The phrase 'fourth industrial revolution' was first coined by Schwab in 2016, and introduced the same year at the World Economic Forum.[14]

See also[edit]

References[edit]

  1. ^ "The Fourth Industrial Revolution: what it means and how to respond". World Economic Forum. Retrieved 2018-03-20.
  2. ^ Compare: Schwab, Klaus (2017) [2016]. The Fourth Industrial Revolution. New York: Crown Publishing Group. ISBN 9781524758875. Retrieved 2017-06-29. Digital technologies [...] are not new, but in a break with the third industrial revolution, they are becoming more sophisticated and integrated and are, as a result, transforming societies and the global economy. This is the reason why Massachusetts Institute of Technology (MIT) professors Erik Brynjolfsson and Andrew McAfee have famously referred to this period as 'the second machine age,' [...] the title of their 2014 book [...].
  3. ^ Schwab, Klaus (January 11, 2016). The Fourth Industrial Revolution. World Economic Forum. ISBN 1944835008.
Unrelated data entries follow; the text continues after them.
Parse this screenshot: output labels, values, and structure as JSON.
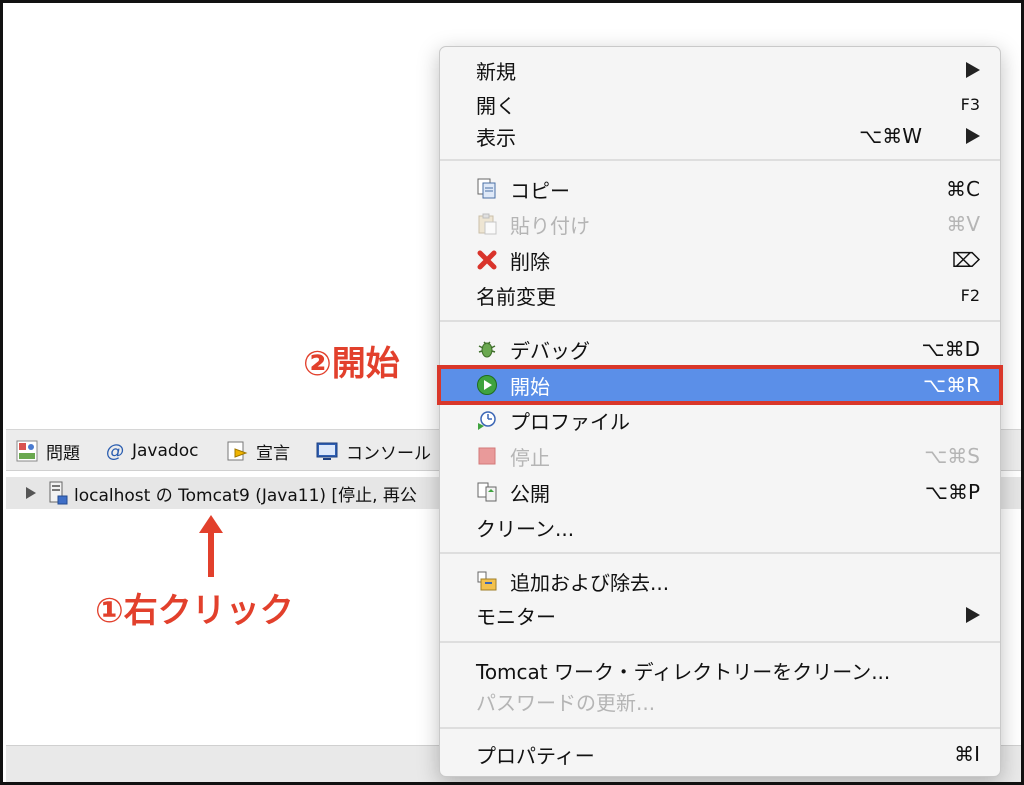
{
  "tabs": [
    {
      "label": "問題",
      "icon": "problems-icon"
    },
    {
      "label": "Javadoc",
      "icon": "at-icon"
    },
    {
      "label": "宣言",
      "icon": "declaration-icon"
    },
    {
      "label": "コンソール",
      "icon": "console-icon"
    }
  ],
  "server": {
    "label": "localhost の Tomcat9 (Java11)  [停止, 再公",
    "icon": "server-icon"
  },
  "annotations": {
    "start": "②開始",
    "right_click": "①右クリック",
    "color": "#e2402c"
  },
  "menu": {
    "new": {
      "label": "新規"
    },
    "open": {
      "label": "開く",
      "shortcut": "F3"
    },
    "show": {
      "label": "表示",
      "shortcut": "⌥⌘W"
    },
    "copy": {
      "label": "コピー",
      "shortcut": "⌘C",
      "icon": "copy-icon"
    },
    "paste": {
      "label": "貼り付け",
      "shortcut": "⌘V",
      "icon": "paste-icon",
      "disabled": true
    },
    "delete": {
      "label": "削除",
      "shortcut": "⌦",
      "icon": "delete-x-icon"
    },
    "rename": {
      "label": "名前変更",
      "shortcut": "F2"
    },
    "debug": {
      "label": "デバッグ",
      "shortcut": "⌥⌘D",
      "icon": "debug-bug-icon"
    },
    "start": {
      "label": "開始",
      "shortcut": "⌥⌘R",
      "icon": "play-icon",
      "highlighted": true
    },
    "profile": {
      "label": "プロファイル",
      "icon": "profile-icon"
    },
    "stop": {
      "label": "停止",
      "shortcut": "⌥⌘S",
      "icon": "stop-icon",
      "disabled": true
    },
    "publish": {
      "label": "公開",
      "shortcut": "⌥⌘P",
      "icon": "publish-icon"
    },
    "clean": {
      "label": "クリーン..."
    },
    "add_remove": {
      "label": "追加および除去...",
      "icon": "add-remove-icon"
    },
    "monitor": {
      "label": "モニター"
    },
    "clean_work_dir": {
      "label": "Tomcat ワーク・ディレクトリーをクリーン..."
    },
    "update_password": {
      "label": "パスワードの更新...",
      "disabled": true
    },
    "properties": {
      "label": "プロパティー",
      "shortcut": "⌘I"
    }
  },
  "colors": {
    "highlight": "#5b8fe8",
    "highlight_border": "#d9372a",
    "disabled_text": "#b5b5b5"
  }
}
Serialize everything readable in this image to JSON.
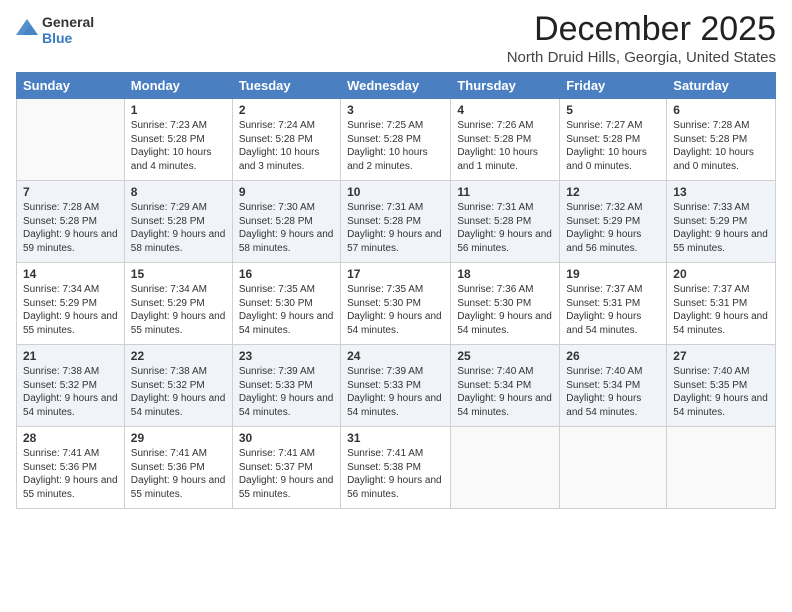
{
  "logo": {
    "general": "General",
    "blue": "Blue"
  },
  "header": {
    "month": "December 2025",
    "location": "North Druid Hills, Georgia, United States"
  },
  "weekdays": [
    "Sunday",
    "Monday",
    "Tuesday",
    "Wednesday",
    "Thursday",
    "Friday",
    "Saturday"
  ],
  "weeks": [
    [
      {
        "day": "",
        "sunrise": "",
        "sunset": "",
        "daylight": ""
      },
      {
        "day": "1",
        "sunrise": "Sunrise: 7:23 AM",
        "sunset": "Sunset: 5:28 PM",
        "daylight": "Daylight: 10 hours and 4 minutes."
      },
      {
        "day": "2",
        "sunrise": "Sunrise: 7:24 AM",
        "sunset": "Sunset: 5:28 PM",
        "daylight": "Daylight: 10 hours and 3 minutes."
      },
      {
        "day": "3",
        "sunrise": "Sunrise: 7:25 AM",
        "sunset": "Sunset: 5:28 PM",
        "daylight": "Daylight: 10 hours and 2 minutes."
      },
      {
        "day": "4",
        "sunrise": "Sunrise: 7:26 AM",
        "sunset": "Sunset: 5:28 PM",
        "daylight": "Daylight: 10 hours and 1 minute."
      },
      {
        "day": "5",
        "sunrise": "Sunrise: 7:27 AM",
        "sunset": "Sunset: 5:28 PM",
        "daylight": "Daylight: 10 hours and 0 minutes."
      },
      {
        "day": "6",
        "sunrise": "Sunrise: 7:28 AM",
        "sunset": "Sunset: 5:28 PM",
        "daylight": "Daylight: 10 hours and 0 minutes."
      }
    ],
    [
      {
        "day": "7",
        "sunrise": "Sunrise: 7:28 AM",
        "sunset": "Sunset: 5:28 PM",
        "daylight": "Daylight: 9 hours and 59 minutes."
      },
      {
        "day": "8",
        "sunrise": "Sunrise: 7:29 AM",
        "sunset": "Sunset: 5:28 PM",
        "daylight": "Daylight: 9 hours and 58 minutes."
      },
      {
        "day": "9",
        "sunrise": "Sunrise: 7:30 AM",
        "sunset": "Sunset: 5:28 PM",
        "daylight": "Daylight: 9 hours and 58 minutes."
      },
      {
        "day": "10",
        "sunrise": "Sunrise: 7:31 AM",
        "sunset": "Sunset: 5:28 PM",
        "daylight": "Daylight: 9 hours and 57 minutes."
      },
      {
        "day": "11",
        "sunrise": "Sunrise: 7:31 AM",
        "sunset": "Sunset: 5:28 PM",
        "daylight": "Daylight: 9 hours and 56 minutes."
      },
      {
        "day": "12",
        "sunrise": "Sunrise: 7:32 AM",
        "sunset": "Sunset: 5:29 PM",
        "daylight": "Daylight: 9 hours and 56 minutes."
      },
      {
        "day": "13",
        "sunrise": "Sunrise: 7:33 AM",
        "sunset": "Sunset: 5:29 PM",
        "daylight": "Daylight: 9 hours and 55 minutes."
      }
    ],
    [
      {
        "day": "14",
        "sunrise": "Sunrise: 7:34 AM",
        "sunset": "Sunset: 5:29 PM",
        "daylight": "Daylight: 9 hours and 55 minutes."
      },
      {
        "day": "15",
        "sunrise": "Sunrise: 7:34 AM",
        "sunset": "Sunset: 5:29 PM",
        "daylight": "Daylight: 9 hours and 55 minutes."
      },
      {
        "day": "16",
        "sunrise": "Sunrise: 7:35 AM",
        "sunset": "Sunset: 5:30 PM",
        "daylight": "Daylight: 9 hours and 54 minutes."
      },
      {
        "day": "17",
        "sunrise": "Sunrise: 7:35 AM",
        "sunset": "Sunset: 5:30 PM",
        "daylight": "Daylight: 9 hours and 54 minutes."
      },
      {
        "day": "18",
        "sunrise": "Sunrise: 7:36 AM",
        "sunset": "Sunset: 5:30 PM",
        "daylight": "Daylight: 9 hours and 54 minutes."
      },
      {
        "day": "19",
        "sunrise": "Sunrise: 7:37 AM",
        "sunset": "Sunset: 5:31 PM",
        "daylight": "Daylight: 9 hours and 54 minutes."
      },
      {
        "day": "20",
        "sunrise": "Sunrise: 7:37 AM",
        "sunset": "Sunset: 5:31 PM",
        "daylight": "Daylight: 9 hours and 54 minutes."
      }
    ],
    [
      {
        "day": "21",
        "sunrise": "Sunrise: 7:38 AM",
        "sunset": "Sunset: 5:32 PM",
        "daylight": "Daylight: 9 hours and 54 minutes."
      },
      {
        "day": "22",
        "sunrise": "Sunrise: 7:38 AM",
        "sunset": "Sunset: 5:32 PM",
        "daylight": "Daylight: 9 hours and 54 minutes."
      },
      {
        "day": "23",
        "sunrise": "Sunrise: 7:39 AM",
        "sunset": "Sunset: 5:33 PM",
        "daylight": "Daylight: 9 hours and 54 minutes."
      },
      {
        "day": "24",
        "sunrise": "Sunrise: 7:39 AM",
        "sunset": "Sunset: 5:33 PM",
        "daylight": "Daylight: 9 hours and 54 minutes."
      },
      {
        "day": "25",
        "sunrise": "Sunrise: 7:40 AM",
        "sunset": "Sunset: 5:34 PM",
        "daylight": "Daylight: 9 hours and 54 minutes."
      },
      {
        "day": "26",
        "sunrise": "Sunrise: 7:40 AM",
        "sunset": "Sunset: 5:34 PM",
        "daylight": "Daylight: 9 hours and 54 minutes."
      },
      {
        "day": "27",
        "sunrise": "Sunrise: 7:40 AM",
        "sunset": "Sunset: 5:35 PM",
        "daylight": "Daylight: 9 hours and 54 minutes."
      }
    ],
    [
      {
        "day": "28",
        "sunrise": "Sunrise: 7:41 AM",
        "sunset": "Sunset: 5:36 PM",
        "daylight": "Daylight: 9 hours and 55 minutes."
      },
      {
        "day": "29",
        "sunrise": "Sunrise: 7:41 AM",
        "sunset": "Sunset: 5:36 PM",
        "daylight": "Daylight: 9 hours and 55 minutes."
      },
      {
        "day": "30",
        "sunrise": "Sunrise: 7:41 AM",
        "sunset": "Sunset: 5:37 PM",
        "daylight": "Daylight: 9 hours and 55 minutes."
      },
      {
        "day": "31",
        "sunrise": "Sunrise: 7:41 AM",
        "sunset": "Sunset: 5:38 PM",
        "daylight": "Daylight: 9 hours and 56 minutes."
      },
      {
        "day": "",
        "sunrise": "",
        "sunset": "",
        "daylight": ""
      },
      {
        "day": "",
        "sunrise": "",
        "sunset": "",
        "daylight": ""
      },
      {
        "day": "",
        "sunrise": "",
        "sunset": "",
        "daylight": ""
      }
    ]
  ]
}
  4. ^ Compare: Schwab, Klaus. "The Fourth Industrial Revolution: what it means, how to respond". World Economic Forum. Retrieved 2017-06-29. The possibilities of billions of people connected by mobile devices, with unprecedented processing power, storage capacity, and access to knowledge, are unlimited. And these possibilities will be multiplied by emerging technology breakthroughs in fields such as artificial intelligence, robotics, the Internet of Things, autonomous vehicles, 3-D printing, nanotechnology, biotechnology, materials science, energy storage, and quantum computing.
  5. ^ Ab Rahman, Airini; et al. (2017). "Emerging Technologies with Disruptive Effects: A Review" (PDF). PERINTIS eJournal. 7 (2). Retrieved 21 December 2017.
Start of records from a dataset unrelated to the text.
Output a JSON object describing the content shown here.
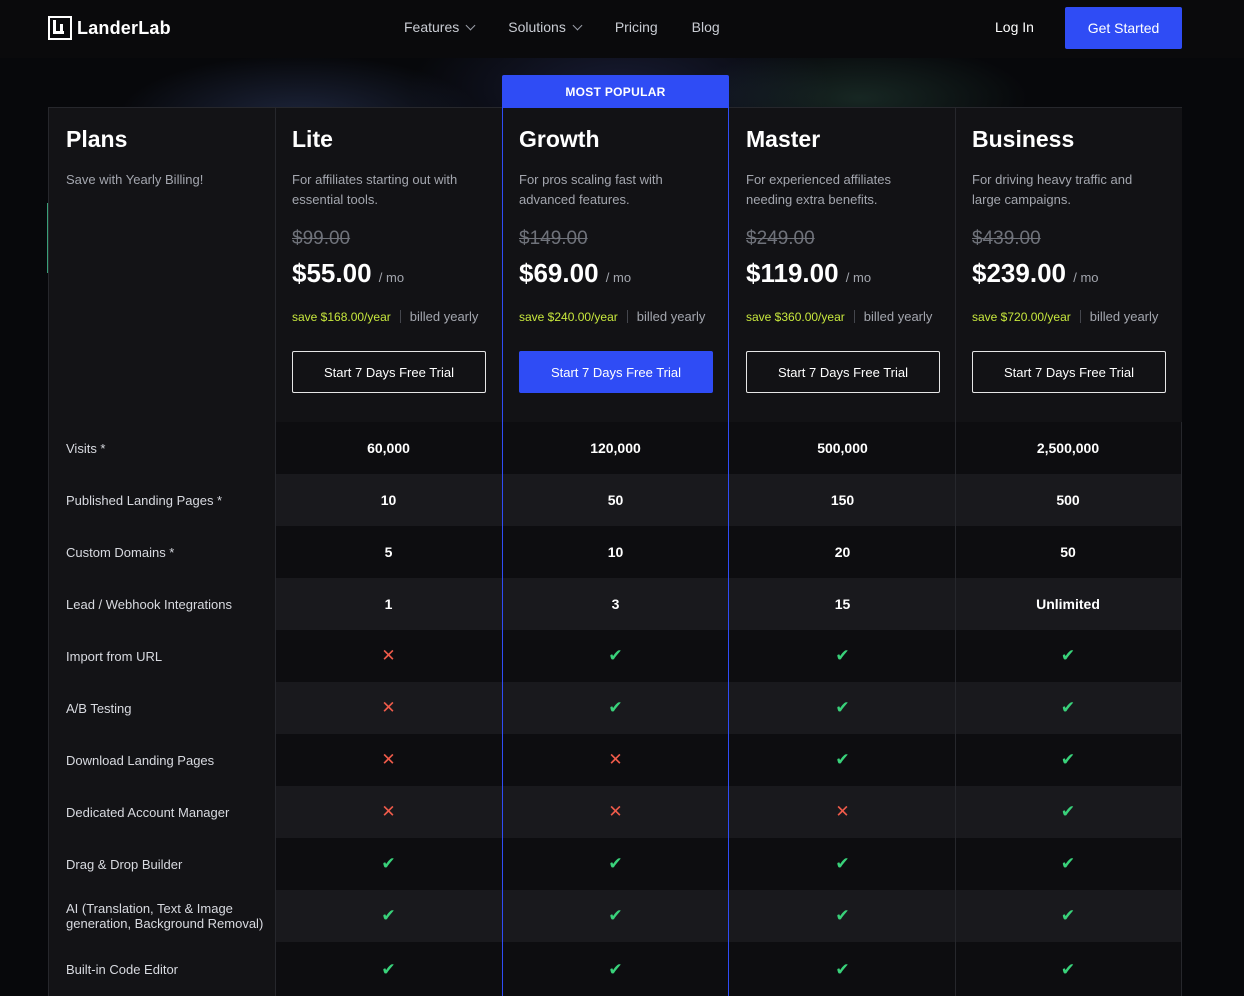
{
  "nav": {
    "brand": "LanderLab",
    "links": [
      {
        "label": "Features",
        "dropdown": true
      },
      {
        "label": "Solutions",
        "dropdown": true
      },
      {
        "label": "Pricing",
        "dropdown": false
      },
      {
        "label": "Blog",
        "dropdown": false
      }
    ],
    "login": "Log In",
    "cta": "Get Started"
  },
  "plans_header": {
    "title": "Plans",
    "subtitle": "Save with Yearly Billing!"
  },
  "badge": "MOST POPULAR",
  "plans": [
    {
      "name": "Lite",
      "desc": "For affiliates starting out with essential tools.",
      "old_price": "$99.00",
      "price": "$55.00",
      "per": "/ mo",
      "save": "save $168.00/year",
      "billed": "billed yearly",
      "cta": "Start 7 Days Free Trial",
      "primary": false
    },
    {
      "name": "Growth",
      "desc": "For pros scaling fast with advanced features.",
      "old_price": "$149.00",
      "price": "$69.00",
      "per": "/ mo",
      "save": "save $240.00/year",
      "billed": "billed yearly",
      "cta": "Start 7 Days Free Trial",
      "primary": true
    },
    {
      "name": "Master",
      "desc": "For experienced affiliates needing extra benefits.",
      "old_price": "$249.00",
      "price": "$119.00",
      "per": "/ mo",
      "save": "save $360.00/year",
      "billed": "billed yearly",
      "cta": "Start 7 Days Free Trial",
      "primary": false
    },
    {
      "name": "Business",
      "desc": "For driving heavy traffic and large campaigns.",
      "old_price": "$439.00",
      "price": "$239.00",
      "per": "/ mo",
      "save": "save $720.00/year",
      "billed": "billed yearly",
      "cta": "Start 7 Days Free Trial",
      "primary": false
    }
  ],
  "features": [
    {
      "label": "Visits *",
      "values": [
        "60,000",
        "120,000",
        "500,000",
        "2,500,000"
      ]
    },
    {
      "label": "Published Landing Pages *",
      "values": [
        "10",
        "50",
        "150",
        "500"
      ]
    },
    {
      "label": "Custom Domains *",
      "values": [
        "5",
        "10",
        "20",
        "50"
      ]
    },
    {
      "label": "Lead / Webhook Integrations",
      "values": [
        "1",
        "3",
        "15",
        "Unlimited"
      ]
    },
    {
      "label": "Import from URL",
      "values": [
        "no",
        "yes",
        "yes",
        "yes"
      ]
    },
    {
      "label": "A/B Testing",
      "values": [
        "no",
        "yes",
        "yes",
        "yes"
      ]
    },
    {
      "label": "Download Landing Pages",
      "values": [
        "no",
        "no",
        "yes",
        "yes"
      ]
    },
    {
      "label": "Dedicated Account Manager",
      "values": [
        "no",
        "no",
        "no",
        "yes"
      ]
    },
    {
      "label": "Drag & Drop Builder",
      "values": [
        "yes",
        "yes",
        "yes",
        "yes"
      ]
    },
    {
      "label": "AI (Translation, Text & Image generation, Background Removal)",
      "values": [
        "yes",
        "yes",
        "yes",
        "yes"
      ]
    },
    {
      "label": "Built-in Code Editor",
      "values": [
        "yes",
        "yes",
        "yes",
        "yes"
      ]
    }
  ],
  "colors": {
    "accent": "#2f4cf5",
    "check": "#39d17a",
    "cross": "#ef5b4a",
    "save": "#c7e73d"
  }
}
  6. ^ a b "Industrial Revolution". History Channel.
  7. ^ "Second Industrial Revolution: The Technological Revolution - RVA". Richmond Vale Academy. 2016-07-21. Retrieved 2016-12-12.
  8. ^ "The Second Industrial Revolution, 1870-1914 - US History Scene". US History Scene. Retrieved 2016-12-12.
  9. ^ "What is the Digital Revolution? - Definition from Techopedia". Techopedia.com. Retrieved 2016-12-12.
  10. ^ "What is the fourth industrial revolution?". World Economic Forum. Retrieved 2016-12-12.
  11. ^ Marr, Bernard. "Why Everyone Must Get Ready For The 4th Industrial Revolution". Forbes (blog). Retrieved 2016-12-12.
  12. ^ "New Forum Center to Advance Global Cooperation on Fourth Industrial Revolution". October 10, 2016. Retrieved October 15, 2018.
  13. ^ "Conflict Resolution in the Fourth Industrial Revolution". OpenMind. Retrieved 2018-02-14.
  14. ^ "제4차 산업혁명" (in Korean). Retrieved 2018-03-24.